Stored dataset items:

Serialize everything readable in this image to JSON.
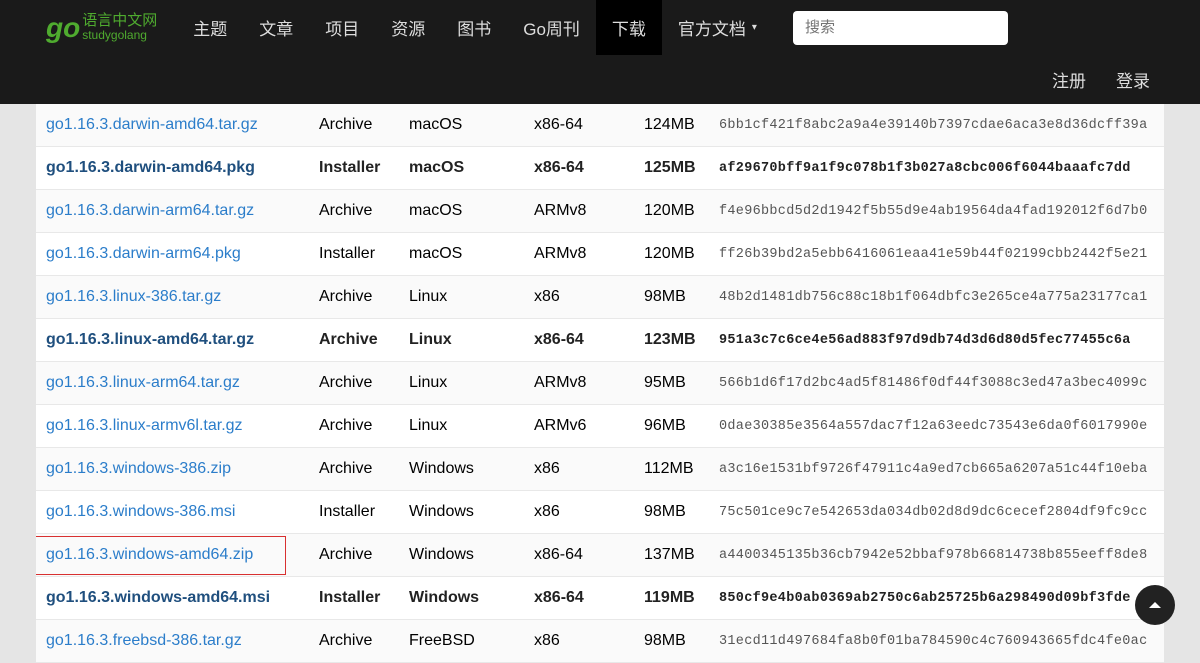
{
  "logo": {
    "go": "go",
    "cn": "语言中文网",
    "en": "studygolang"
  },
  "nav": {
    "items": [
      {
        "label": "主题",
        "active": false
      },
      {
        "label": "文章",
        "active": false
      },
      {
        "label": "项目",
        "active": false
      },
      {
        "label": "资源",
        "active": false
      },
      {
        "label": "图书",
        "active": false
      },
      {
        "label": "Go周刊",
        "active": false
      },
      {
        "label": "下载",
        "active": true
      },
      {
        "label": "官方文档",
        "active": false,
        "dropdown": true
      }
    ],
    "search_placeholder": "搜索",
    "register": "注册",
    "login": "登录"
  },
  "downloads": {
    "rows": [
      {
        "file": "go1.16.3.darwin-amd64.tar.gz",
        "kind": "Archive",
        "os": "macOS",
        "arch": "x86-64",
        "size": "124MB",
        "sha": "6bb1cf421f8abc2a9a4e39140b7397cdae6aca3e8d36dcff39a",
        "bold": false
      },
      {
        "file": "go1.16.3.darwin-amd64.pkg",
        "kind": "Installer",
        "os": "macOS",
        "arch": "x86-64",
        "size": "125MB",
        "sha": "af29670bff9a1f9c078b1f3b027a8cbc006f6044baaafc7dd",
        "bold": true
      },
      {
        "file": "go1.16.3.darwin-arm64.tar.gz",
        "kind": "Archive",
        "os": "macOS",
        "arch": "ARMv8",
        "size": "120MB",
        "sha": "f4e96bbcd5d2d1942f5b55d9e4ab19564da4fad192012f6d7b0",
        "bold": false
      },
      {
        "file": "go1.16.3.darwin-arm64.pkg",
        "kind": "Installer",
        "os": "macOS",
        "arch": "ARMv8",
        "size": "120MB",
        "sha": "ff26b39bd2a5ebb6416061eaa41e59b44f02199cbb2442f5e21",
        "bold": false
      },
      {
        "file": "go1.16.3.linux-386.tar.gz",
        "kind": "Archive",
        "os": "Linux",
        "arch": "x86",
        "size": "98MB",
        "sha": "48b2d1481db756c88c18b1f064dbfc3e265ce4a775a23177ca1",
        "bold": false
      },
      {
        "file": "go1.16.3.linux-amd64.tar.gz",
        "kind": "Archive",
        "os": "Linux",
        "arch": "x86-64",
        "size": "123MB",
        "sha": "951a3c7c6ce4e56ad883f97d9db74d3d6d80d5fec77455c6a",
        "bold": true
      },
      {
        "file": "go1.16.3.linux-arm64.tar.gz",
        "kind": "Archive",
        "os": "Linux",
        "arch": "ARMv8",
        "size": "95MB",
        "sha": "566b1d6f17d2bc4ad5f81486f0df44f3088c3ed47a3bec4099c",
        "bold": false
      },
      {
        "file": "go1.16.3.linux-armv6l.tar.gz",
        "kind": "Archive",
        "os": "Linux",
        "arch": "ARMv6",
        "size": "96MB",
        "sha": "0dae30385e3564a557dac7f12a63eedc73543e6da0f6017990e",
        "bold": false
      },
      {
        "file": "go1.16.3.windows-386.zip",
        "kind": "Archive",
        "os": "Windows",
        "arch": "x86",
        "size": "112MB",
        "sha": "a3c16e1531bf9726f47911c4a9ed7cb665a6207a51c44f10eba",
        "bold": false
      },
      {
        "file": "go1.16.3.windows-386.msi",
        "kind": "Installer",
        "os": "Windows",
        "arch": "x86",
        "size": "98MB",
        "sha": "75c501ce9c7e542653da034db02d8d9dc6cecef2804df9fc9cc",
        "bold": false
      },
      {
        "file": "go1.16.3.windows-amd64.zip",
        "kind": "Archive",
        "os": "Windows",
        "arch": "x86-64",
        "size": "137MB",
        "sha": "a4400345135b36cb7942e52bbaf978b66814738b855eeff8de8",
        "bold": false,
        "highlighted": true
      },
      {
        "file": "go1.16.3.windows-amd64.msi",
        "kind": "Installer",
        "os": "Windows",
        "arch": "x86-64",
        "size": "119MB",
        "sha": "850cf9e4b0ab0369ab2750c6ab25725b6a298490d09bf3fde",
        "bold": true
      },
      {
        "file": "go1.16.3.freebsd-386.tar.gz",
        "kind": "Archive",
        "os": "FreeBSD",
        "arch": "x86",
        "size": "98MB",
        "sha": "31ecd11d497684fa8b0f01ba784590c4c760943665fdc4fe0ac",
        "bold": false
      }
    ]
  }
}
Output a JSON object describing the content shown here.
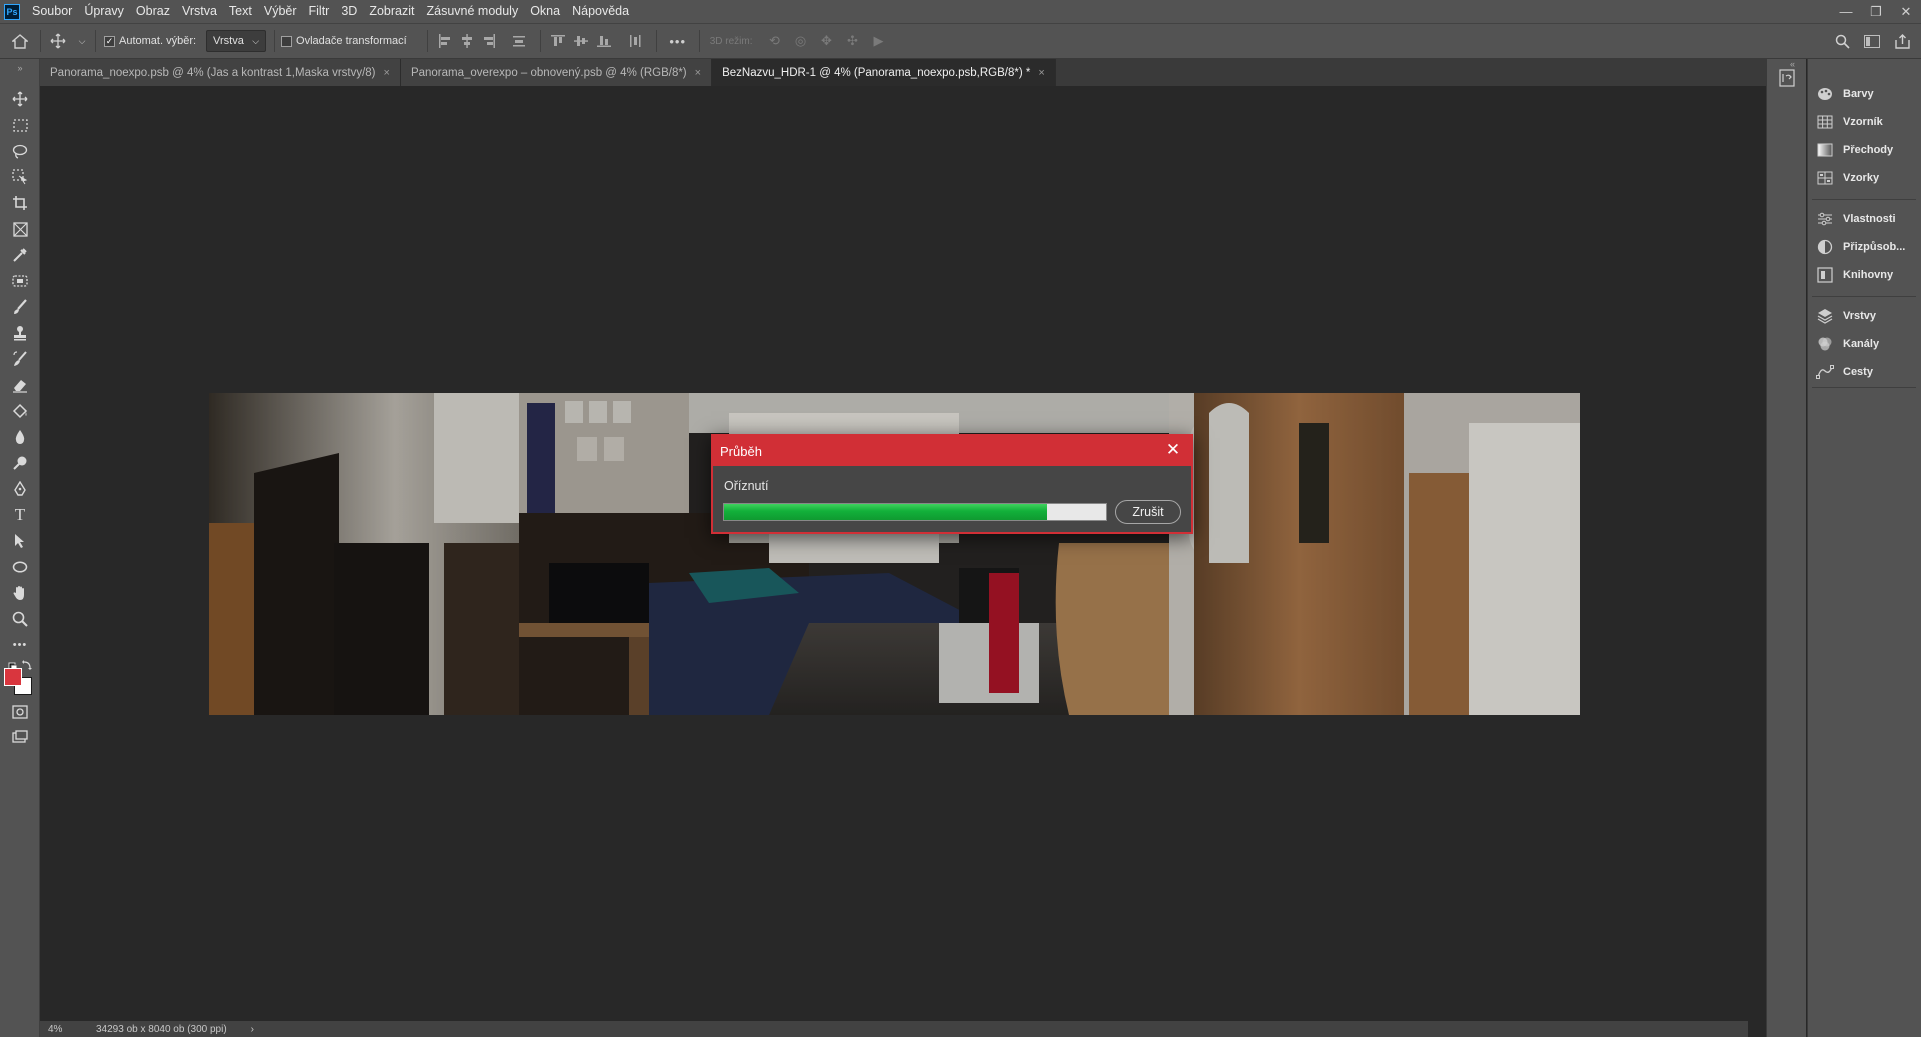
{
  "app": {
    "logo": "Ps"
  },
  "menu": [
    "Soubor",
    "Úpravy",
    "Obraz",
    "Vrstva",
    "Text",
    "Výběr",
    "Filtr",
    "3D",
    "Zobrazit",
    "Zásuvné moduly",
    "Okna",
    "Nápověda"
  ],
  "window_controls": {
    "minimize": "—",
    "restore": "❐",
    "close": "✕"
  },
  "options": {
    "auto_select_label": "Automat. výběr:",
    "auto_select_checked": true,
    "auto_select_value": "Vrstva",
    "transform_controls_label": "Ovladače transformací",
    "transform_controls_checked": false,
    "more_label": "•••",
    "mode_3d_label": "3D režim:"
  },
  "tabs": [
    {
      "label": "Panorama_noexpo.psb @ 4% (Jas a kontrast 1,Maska vrstvy/8)",
      "close": "×",
      "active": false
    },
    {
      "label": "Panorama_overexpo – obnovený.psb @ 4% (RGB/8*)",
      "close": "×",
      "active": false
    },
    {
      "label": "BezNazvu_HDR-1 @ 4% (Panorama_noexpo.psb,RGB/8*) *",
      "close": "×",
      "active": true
    }
  ],
  "tools": [
    "move-tool-icon",
    "rectangular-marquee-icon",
    "lasso-icon",
    "object-selection-icon",
    "crop-icon",
    "frame-icon",
    "eyedropper-icon",
    "spot-healing-icon",
    "brush-icon",
    "clone-stamp-icon",
    "history-brush-icon",
    "eraser-icon",
    "paint-bucket-icon",
    "blur-icon",
    "dodge-icon",
    "pen-icon",
    "type-icon",
    "path-selection-icon",
    "ellipse-icon",
    "hand-icon",
    "zoom-icon",
    "more-tools-icon"
  ],
  "colors": {
    "foreground": "#d9363e",
    "background": "#000000",
    "accent": "#d12f36"
  },
  "panels": [
    {
      "label": "Barvy",
      "icon": "color-palette-icon"
    },
    {
      "label": "Vzorník",
      "icon": "swatches-grid-icon"
    },
    {
      "label": "Přechody",
      "icon": "gradient-icon"
    },
    {
      "label": "Vzorky",
      "icon": "patterns-grid-icon"
    },
    {
      "label": "Vlastnosti",
      "icon": "properties-sliders-icon"
    },
    {
      "label": "Přizpůsob...",
      "icon": "adjustments-icon"
    },
    {
      "label": "Knihovny",
      "icon": "libraries-icon"
    },
    {
      "label": "Vrstvy",
      "icon": "layers-icon"
    },
    {
      "label": "Kanály",
      "icon": "channels-icon"
    },
    {
      "label": "Cesty",
      "icon": "paths-icon"
    }
  ],
  "status": {
    "zoom": "4%",
    "doc_info": "34293 ob x 8040 ob (300 ppi)",
    "arrow": "›"
  },
  "dialog": {
    "title": "Průběh",
    "close": "✕",
    "message": "Oříznutí",
    "progress": 0.845,
    "cancel_label": "Zrušit"
  }
}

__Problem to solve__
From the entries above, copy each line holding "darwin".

__Response to the task__
        "file": "go1.16.3.darwin-amd64.tar.gz",
        "file": "go1.16.3.darwin-amd64.pkg",
        "file": "go1.16.3.darwin-arm64.tar.gz",
        "file": "go1.16.3.darwin-arm64.pkg",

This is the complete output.